Where in the data does the word "screenshot" appear? Find those lines and copy them.

[[ Records provided open ]]

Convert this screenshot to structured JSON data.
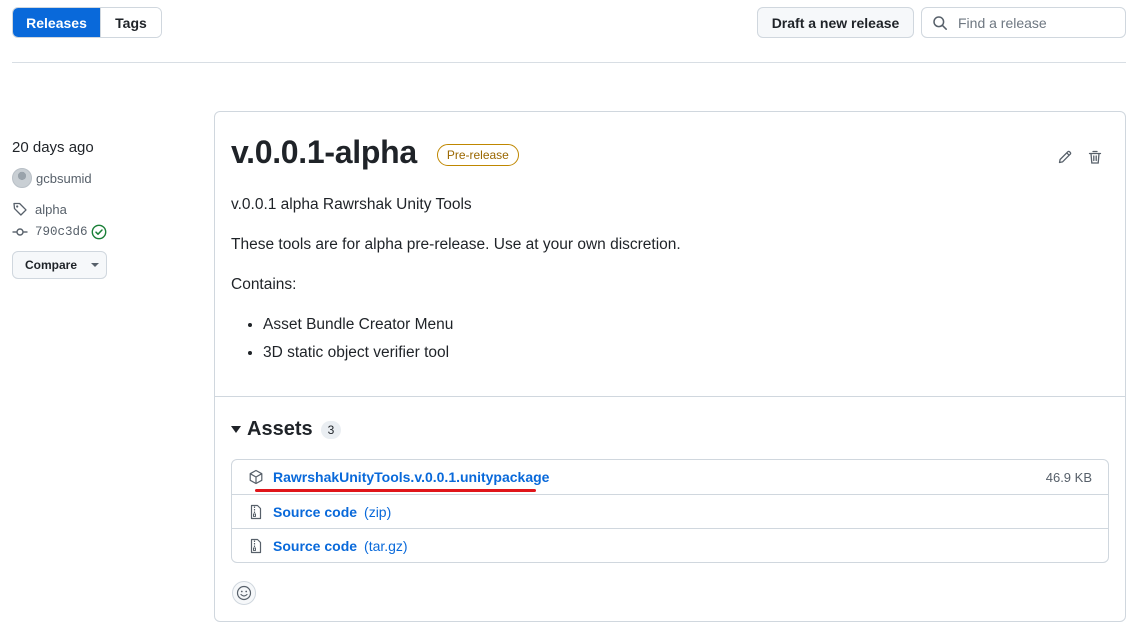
{
  "nav": {
    "releases_label": "Releases",
    "tags_label": "Tags"
  },
  "toolbar": {
    "draft_label": "Draft a new release",
    "search_placeholder": "Find a release"
  },
  "meta": {
    "date": "20 days ago",
    "author": "gcbsumid",
    "tag": "alpha",
    "commit": "790c3d6",
    "compare_label": "Compare"
  },
  "release": {
    "title": "v.0.0.1-alpha",
    "badge": "Pre-release",
    "p1": "v.0.0.1 alpha Rawrshak Unity Tools",
    "p2": "These tools are for alpha pre-release. Use at your own discretion.",
    "p3": "Contains:",
    "items": [
      "Asset Bundle Creator Menu",
      "3D static object verifier tool"
    ]
  },
  "assets": {
    "heading": "Assets",
    "count": "3",
    "files": [
      {
        "name": "RawrshakUnityTools.v.0.0.1.unitypackage",
        "size": "46.9 KB"
      },
      {
        "name": "Source code",
        "suffix": "(zip)"
      },
      {
        "name": "Source code",
        "suffix": "(tar.gz)"
      }
    ]
  },
  "colors": {
    "accent": "#0969da",
    "prerelease": "#9a6700",
    "annotation": "#e0151a",
    "verified": "#1a7f37"
  }
}
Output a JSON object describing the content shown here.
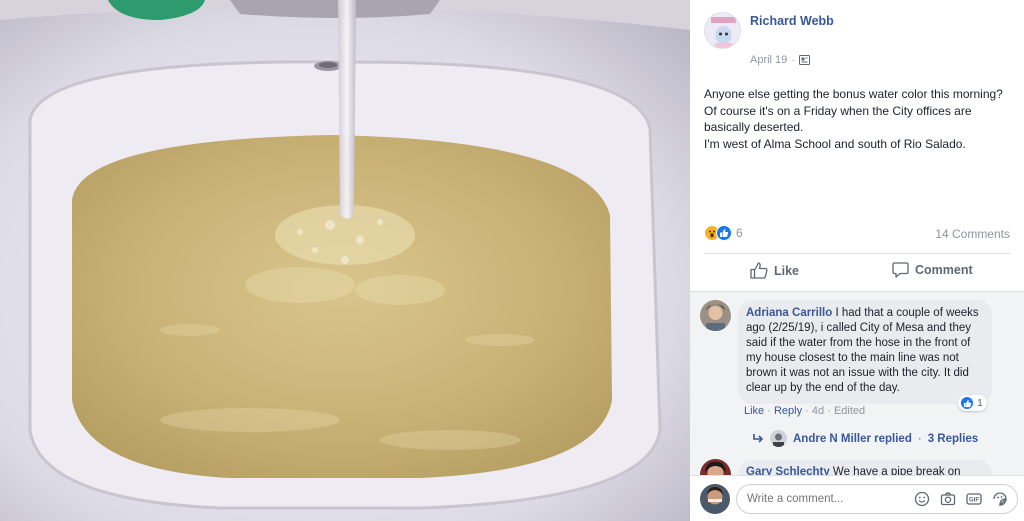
{
  "post": {
    "author": "Richard Webb",
    "date": "April 19",
    "date_separator": "·",
    "body_line_1": "Anyone else getting the bonus water color this morning? Of course it's on a Friday when the City offices are basically deserted.",
    "body_line_2": "I'm west of Alma School and south of Rio Salado.",
    "reaction_count": "6",
    "comments_count": "14 Comments",
    "reaction_icons": [
      "wow-icon",
      "like-icon"
    ]
  },
  "actions": {
    "like_label": "Like",
    "comment_label": "Comment"
  },
  "comments": [
    {
      "author": "Adriana Carrillo",
      "text": " I had that a couple of weeks ago (2/25/19), i called City of Mesa and they said if the water from the hose in the front of my house closest to the main line was not brown it was not an issue with the city. It did clear up by the end of the day.",
      "like_count": "1",
      "like_link": "Like",
      "reply_link": "Reply",
      "age": "4d",
      "edited": "Edited",
      "replier": "Andre N Miller replied",
      "replies_sep": "·",
      "replies": "3 Replies"
    },
    {
      "author": "Gary Schlechty",
      "text": " We have a pipe break on"
    }
  ],
  "composer": {
    "placeholder": "Write a comment..."
  },
  "colors": {
    "link_blue": "#385898",
    "water": "#cbb57a",
    "sink": "#e9e7ee"
  }
}
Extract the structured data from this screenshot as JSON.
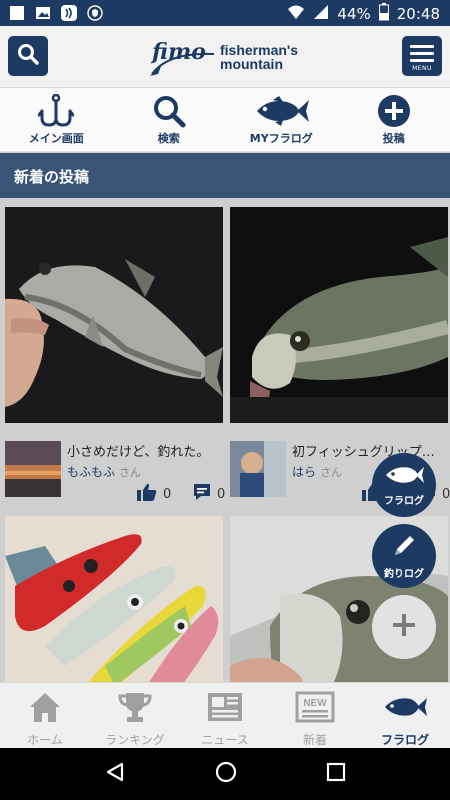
{
  "status_bar": {
    "battery": "44%",
    "time": "20:48",
    "icons": [
      "notification-square-icon",
      "image-icon",
      "nfc-icon",
      "shield-icon",
      "wifi-icon",
      "signal-icon",
      "battery-icon"
    ]
  },
  "header": {
    "logo_script": "fimo",
    "logo_line1": "fisherman's",
    "logo_line2": "mountain",
    "menu_label": "MENU"
  },
  "nav": {
    "items": [
      {
        "label": "メイン画面",
        "icon": "fishhook-icon"
      },
      {
        "label": "検索",
        "icon": "search-icon"
      },
      {
        "label": "MYフラログ",
        "icon": "fish-icon"
      },
      {
        "label": "投稿",
        "icon": "plus-circle-icon"
      }
    ]
  },
  "section_title": "新着の投稿",
  "posts": [
    {
      "title": "小さめだけど、釣れた。",
      "author": "もふもふ",
      "honorific": "さん",
      "likes": "0",
      "comments": "0"
    },
    {
      "title": "初フィッシュグリップ…",
      "author": "はら",
      "honorific": "さん",
      "likes": "0",
      "comments": "0"
    },
    {
      "title": "",
      "author": "",
      "honorific": ""
    },
    {
      "title": "",
      "author": "",
      "honorific": ""
    }
  ],
  "fabs": {
    "fralog": "フラログ",
    "fishing_log": "釣りログ",
    "add_icon": "plus-icon"
  },
  "tabbar": {
    "tabs": [
      {
        "label": "ホーム",
        "icon": "home-icon",
        "active": false
      },
      {
        "label": "ランキング",
        "icon": "trophy-icon",
        "active": false
      },
      {
        "label": "ニュース",
        "icon": "newspaper-icon",
        "active": false
      },
      {
        "label": "新着",
        "icon": "new-badge-icon",
        "active": false
      },
      {
        "label": "フラログ",
        "icon": "fish-icon",
        "active": true
      }
    ]
  },
  "colors": {
    "brand": "#1d3a63",
    "section": "#3a5478",
    "inactive": "#a0a0a0"
  }
}
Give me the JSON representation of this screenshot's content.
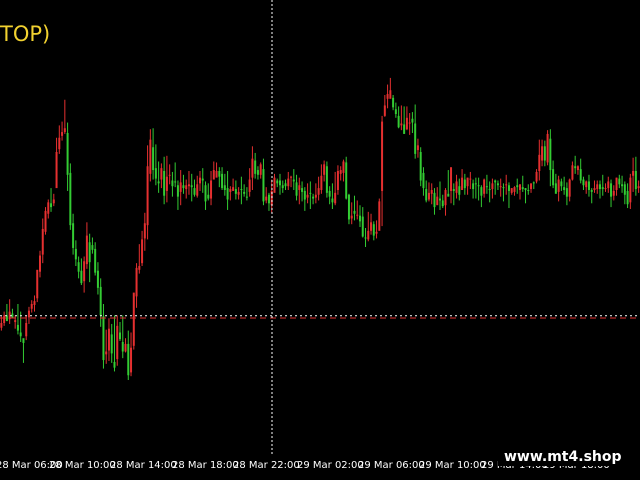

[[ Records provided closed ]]

> [Exercise output]
Convert this screenshot to structured JSON data.
Extract the structured data from this screenshot as JSON.
Give me the JSON representation of this screenshot's content.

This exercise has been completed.